First up: shout-out to Tamara and Devon, since I know you’re reading this now. *waves*
Now back to Manitoulin.
After the disaster in getting our cabin, I still had high hopes for the rest of our Manitoulin trip. After all the scenery was gorgeous and I wasn’t sat in a call-centre getting yelled at by angry people, so it was a one-up on my usual situation.
The first full day… didn’t go swimmingly. We were all tired and a tad grouchy, and nowhere was open. Nowhere. I stayed home while the family went to get gas and many hours later I was completely baffled, though on the plus side I did get most of my book read. When they returned it transpired that they had travelled in circles around the island looking for a gas station until they finally managed to get some. Worse, the GPS was glitching on the island roads and took them in literal circles away from the cabin.
We dusted ourselves off and went to Providence Bay which has a boardwalk. It’s a beautiful place. There are all sorts of rare, interesting plants in the dunes and there’s a great little shop that does delicious ice-cream. The dog loved it.
The sky was clear, the wind was low, and I began to realise what kind of an island Manitoulin is: quiet. It is a bunch of small towns mooshed together between myriad lakes that make everything awkward to get to. Because of its oddity, there’s a strange kind of beauty and peace I’ve never experienced before.
But I knew it would be a nightmare to live there. I’m from a small town on an island myself and even Portland was more bustling and tourist-orientated than this place. Some places on Portland are even open on a Sunday!
After the ice-cream was thoroughly demolished we went back to the cabin. Our evenings there mostly involved eating All The Meat, drinking a beer or five, and occasionally playing a game or watching a movie. Honestly, those were my favourite parts of the trip – beyond one of two highlights. It was great to spend time with everyone.

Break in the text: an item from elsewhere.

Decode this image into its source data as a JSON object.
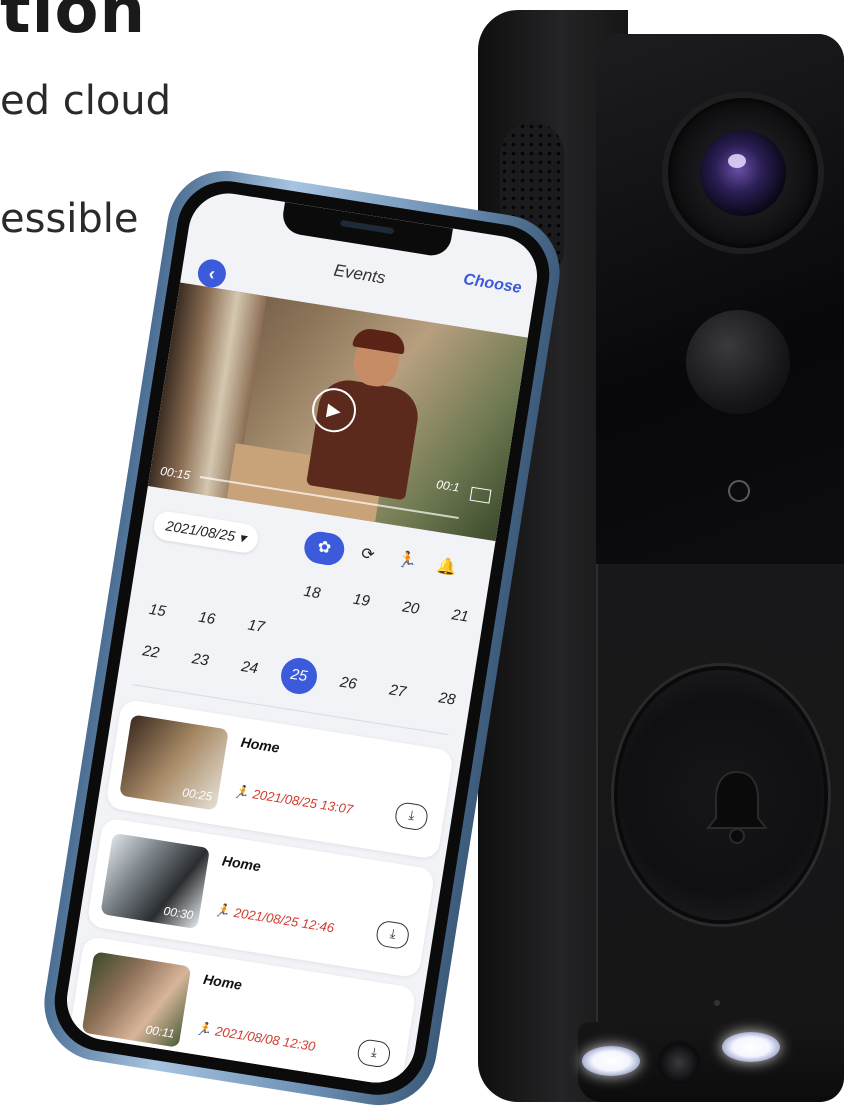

It was also a lot of fun getting to see so much plant life and wildlife so close. I saw so many dragonflies they became a running theme in my trip.
This wasn’t even zoomed in, the dude let me get this close. Another day, a dragonfly let me touch it before it flew away. I’m thinking of making the dragonfly shawl in honour of the strange little beasties.
The next disaster happened when we went to walk the Cup and Saucer trail, which might actually be the most anglicised version of a First Nations landmark I’ve ever heard – its original name meant ‘barbed hunting spear’ or similar, but unfortunately my Google abilities are failing me and I can’t find the translation.
I was nervous about the walk as I am not steady on my feet at the best of times but I figured I’d give it a go. We drove there, walked five minutes up the beautiful trail, then thunder rumbled and the rain began to pour.
With a sigh and soggy sandals, we turned and went back to the car. My girlfriend kept going but then realised she’d left her phone in the car so ran back to us before we drove away, and we gave up on another day to go hide in our cabin instead.
It hadn’t even drizzled back where our cabin was.
I did what any person would do: I sat on the dock and got embarrassingly, hilariously drunk with my girlfriend’s mum and my friend. For the dignity of everyone involved I will end the post here today and resist posting the photos; they’ll be useful as blackmail material in the future!